Instructions for the task → Each entry that follows is to be duplicated exactly, without its images.

[Data excerpts]
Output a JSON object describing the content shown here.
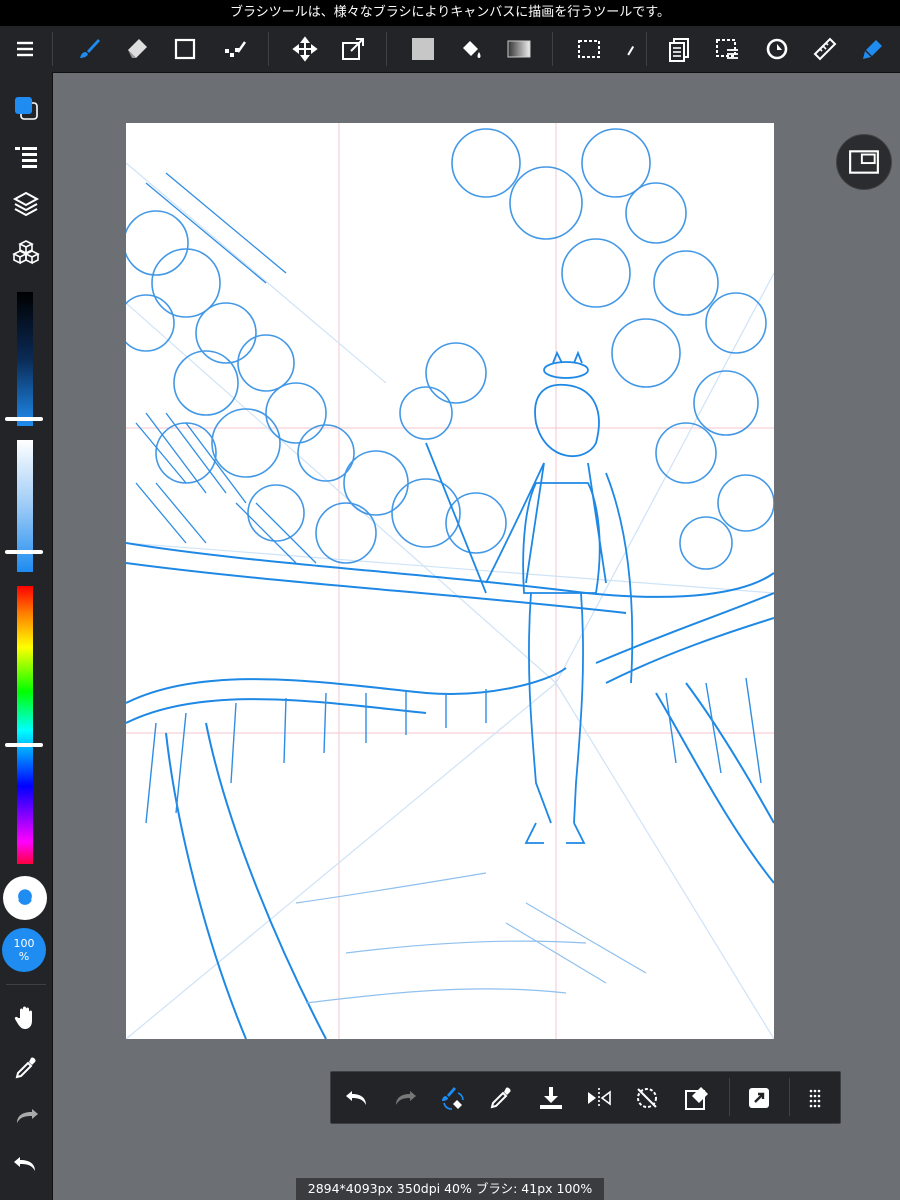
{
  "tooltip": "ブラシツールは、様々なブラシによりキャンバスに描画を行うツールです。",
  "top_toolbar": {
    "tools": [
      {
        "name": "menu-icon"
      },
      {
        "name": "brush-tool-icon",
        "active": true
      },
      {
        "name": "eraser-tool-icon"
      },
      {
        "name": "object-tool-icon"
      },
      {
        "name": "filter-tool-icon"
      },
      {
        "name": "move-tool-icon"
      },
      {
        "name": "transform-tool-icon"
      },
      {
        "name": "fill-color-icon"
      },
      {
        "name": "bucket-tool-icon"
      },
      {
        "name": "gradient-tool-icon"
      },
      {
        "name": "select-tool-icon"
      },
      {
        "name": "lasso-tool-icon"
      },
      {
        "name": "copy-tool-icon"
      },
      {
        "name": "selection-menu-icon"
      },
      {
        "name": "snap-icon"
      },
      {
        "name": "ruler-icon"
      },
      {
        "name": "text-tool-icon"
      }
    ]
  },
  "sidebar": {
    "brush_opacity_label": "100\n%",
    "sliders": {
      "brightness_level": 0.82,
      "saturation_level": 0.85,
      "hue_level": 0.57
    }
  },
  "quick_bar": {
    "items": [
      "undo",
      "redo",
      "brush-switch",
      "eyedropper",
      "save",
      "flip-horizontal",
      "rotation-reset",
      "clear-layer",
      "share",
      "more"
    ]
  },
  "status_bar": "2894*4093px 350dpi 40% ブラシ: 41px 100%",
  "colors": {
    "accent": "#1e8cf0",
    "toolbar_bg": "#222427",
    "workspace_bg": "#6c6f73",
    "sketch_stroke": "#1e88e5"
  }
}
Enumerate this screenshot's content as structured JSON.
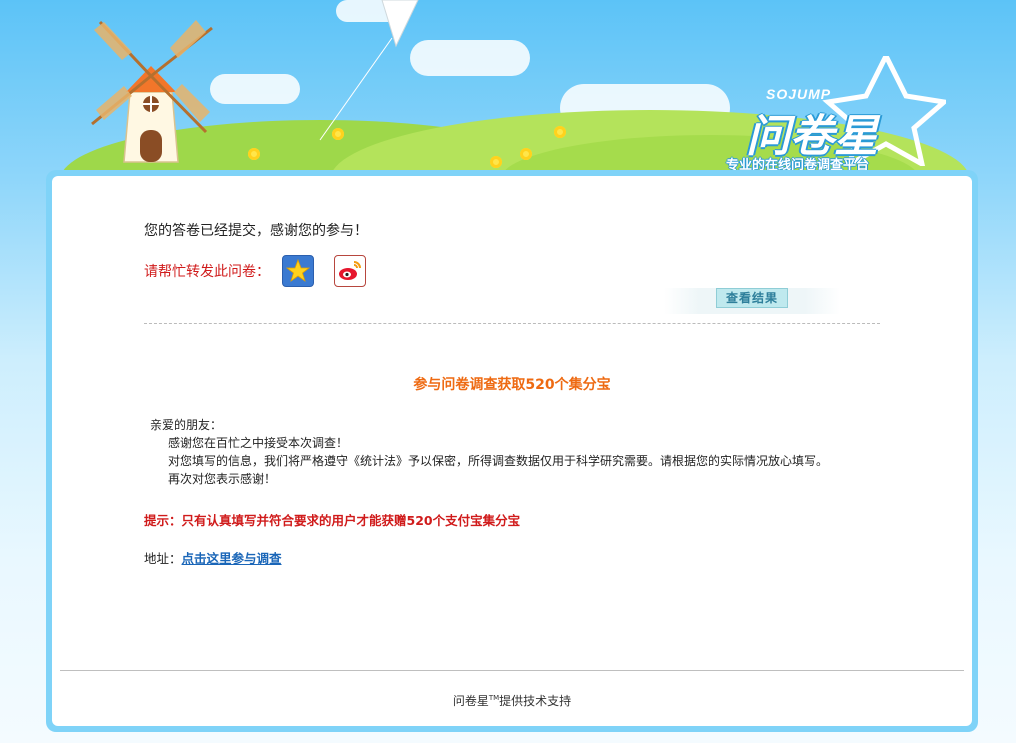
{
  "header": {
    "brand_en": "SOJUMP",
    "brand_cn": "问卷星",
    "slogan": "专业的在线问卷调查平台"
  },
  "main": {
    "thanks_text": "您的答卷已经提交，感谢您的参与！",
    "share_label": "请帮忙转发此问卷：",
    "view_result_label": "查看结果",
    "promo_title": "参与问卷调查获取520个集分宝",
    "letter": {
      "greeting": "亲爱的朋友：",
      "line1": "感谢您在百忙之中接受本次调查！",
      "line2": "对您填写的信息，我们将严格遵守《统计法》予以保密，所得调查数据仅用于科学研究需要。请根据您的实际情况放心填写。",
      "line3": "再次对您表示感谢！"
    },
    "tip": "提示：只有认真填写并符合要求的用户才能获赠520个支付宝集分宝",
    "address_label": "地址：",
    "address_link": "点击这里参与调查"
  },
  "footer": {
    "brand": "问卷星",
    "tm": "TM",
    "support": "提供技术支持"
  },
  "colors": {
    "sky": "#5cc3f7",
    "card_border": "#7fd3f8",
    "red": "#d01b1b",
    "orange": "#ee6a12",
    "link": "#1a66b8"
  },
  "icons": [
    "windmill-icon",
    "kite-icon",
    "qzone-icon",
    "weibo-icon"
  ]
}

Exercise solution →
Output a JSON object describing the content shown here.
{
  "tooltip": "ブラシツールは、様々なブラシによりキャンバスに描画を行うツールです。",
  "top_toolbar": {
    "tools": [
      {
        "name": "menu-icon"
      },
      {
        "name": "brush-tool-icon",
        "active": true
      },
      {
        "name": "eraser-tool-icon"
      },
      {
        "name": "object-tool-icon"
      },
      {
        "name": "filter-tool-icon"
      },
      {
        "name": "move-tool-icon"
      },
      {
        "name": "transform-tool-icon"
      },
      {
        "name": "fill-color-icon"
      },
      {
        "name": "bucket-tool-icon"
      },
      {
        "name": "gradient-tool-icon"
      },
      {
        "name": "select-tool-icon"
      },
      {
        "name": "lasso-tool-icon"
      },
      {
        "name": "copy-tool-icon"
      },
      {
        "name": "selection-menu-icon"
      },
      {
        "name": "snap-icon"
      },
      {
        "name": "ruler-icon"
      },
      {
        "name": "text-tool-icon"
      }
    ]
  },
  "sidebar": {
    "brush_opacity_label": "100\n%",
    "sliders": {
      "brightness_level": 0.82,
      "saturation_level": 0.85,
      "hue_level": 0.57
    }
  },
  "quick_bar": {
    "items": [
      "undo",
      "redo",
      "brush-switch",
      "eyedropper",
      "save",
      "flip-horizontal",
      "rotation-reset",
      "clear-layer",
      "share",
      "more"
    ]
  },
  "status_bar": "2894*4093px 350dpi 40% ブラシ: 41px 100%",
  "colors": {
    "accent": "#1e8cf0",
    "toolbar_bg": "#222427",
    "workspace_bg": "#6c6f73",
    "sketch_stroke": "#1e88e5"
  }
}
Enumerate this screenshot's content as structured JSON.
{
  "header": {
    "brand_en": "SOJUMP",
    "brand_cn": "问卷星",
    "slogan": "专业的在线问卷调查平台"
  },
  "main": {
    "thanks_text": "您的答卷已经提交，感谢您的参与！",
    "share_label": "请帮忙转发此问卷：",
    "view_result_label": "查看结果",
    "promo_title": "参与问卷调查获取520个集分宝",
    "letter": {
      "greeting": "亲爱的朋友：",
      "line1": "感谢您在百忙之中接受本次调查！",
      "line2": "对您填写的信息，我们将严格遵守《统计法》予以保密，所得调查数据仅用于科学研究需要。请根据您的实际情况放心填写。",
      "line3": "再次对您表示感谢！"
    },
    "tip": "提示：只有认真填写并符合要求的用户才能获赠520个支付宝集分宝",
    "address_label": "地址：",
    "address_link": "点击这里参与调查"
  },
  "footer": {
    "brand": "问卷星",
    "tm": "TM",
    "support": "提供技术支持"
  },
  "colors": {
    "sky": "#5cc3f7",
    "card_border": "#7fd3f8",
    "red": "#d01b1b",
    "orange": "#ee6a12",
    "link": "#1a66b8"
  },
  "icons": [
    "windmill-icon",
    "kite-icon",
    "qzone-icon",
    "weibo-icon"
  ]
}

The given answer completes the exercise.